## EXCERPTED RECORDS
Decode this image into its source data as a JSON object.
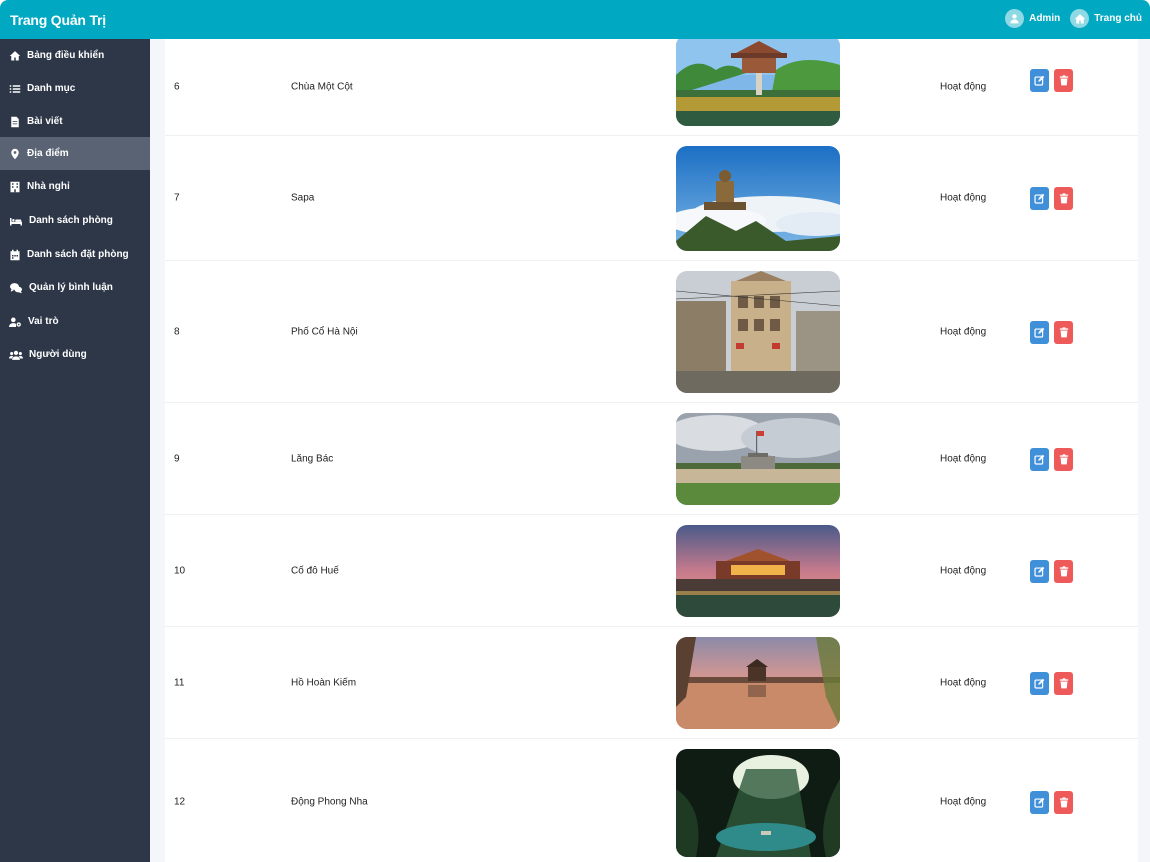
{
  "header": {
    "title": "Trang Quản Trị",
    "user_label": "Admin",
    "home_label": "Trang chủ"
  },
  "sidebar": {
    "items": [
      {
        "label": "Bảng điều khiển",
        "icon": "home-icon"
      },
      {
        "label": "Danh mục",
        "icon": "list-icon"
      },
      {
        "label": "Bài viết",
        "icon": "file-icon"
      },
      {
        "label": "Địa điểm",
        "icon": "map-pin-icon",
        "active": true
      },
      {
        "label": "Nhà nghỉ",
        "icon": "building-icon"
      },
      {
        "label": "Danh sách phòng",
        "icon": "bed-icon"
      },
      {
        "label": "Danh sách đặt phòng",
        "icon": "calendar-icon"
      },
      {
        "label": "Quản lý bình luận",
        "icon": "comments-icon"
      },
      {
        "label": "Vai trò",
        "icon": "user-cog-icon"
      },
      {
        "label": "Người dùng",
        "icon": "users-icon"
      }
    ]
  },
  "table": {
    "rows": [
      {
        "id": "6",
        "name": "Chùa Một Cột",
        "status": "Hoạt động",
        "image": "one-pillar-pagoda"
      },
      {
        "id": "7",
        "name": "Sapa",
        "status": "Hoạt động",
        "image": "sapa-mountain-statue"
      },
      {
        "id": "8",
        "name": "Phố Cổ Hà Nội",
        "status": "Hoạt động",
        "image": "hanoi-old-quarter"
      },
      {
        "id": "9",
        "name": "Lăng Bác",
        "status": "Hoạt động",
        "image": "ho-chi-minh-mausoleum"
      },
      {
        "id": "10",
        "name": "Cố đô Huế",
        "status": "Hoạt động",
        "image": "hue-citadel"
      },
      {
        "id": "11",
        "name": "Hồ Hoàn Kiếm",
        "status": "Hoạt động",
        "image": "hoan-kiem-lake"
      },
      {
        "id": "12",
        "name": "Động Phong Nha",
        "status": "Hoạt động",
        "image": "phong-nha-cave"
      }
    ]
  },
  "colors": {
    "header_bg": "#00a8c1",
    "sidebar_bg": "#2d3748",
    "sidebar_active": "#596373",
    "edit_button": "#3f8fd9",
    "delete_button": "#ee5a5a"
  }
}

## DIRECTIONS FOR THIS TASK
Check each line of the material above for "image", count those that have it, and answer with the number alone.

## COMPLETED EXERCISE
8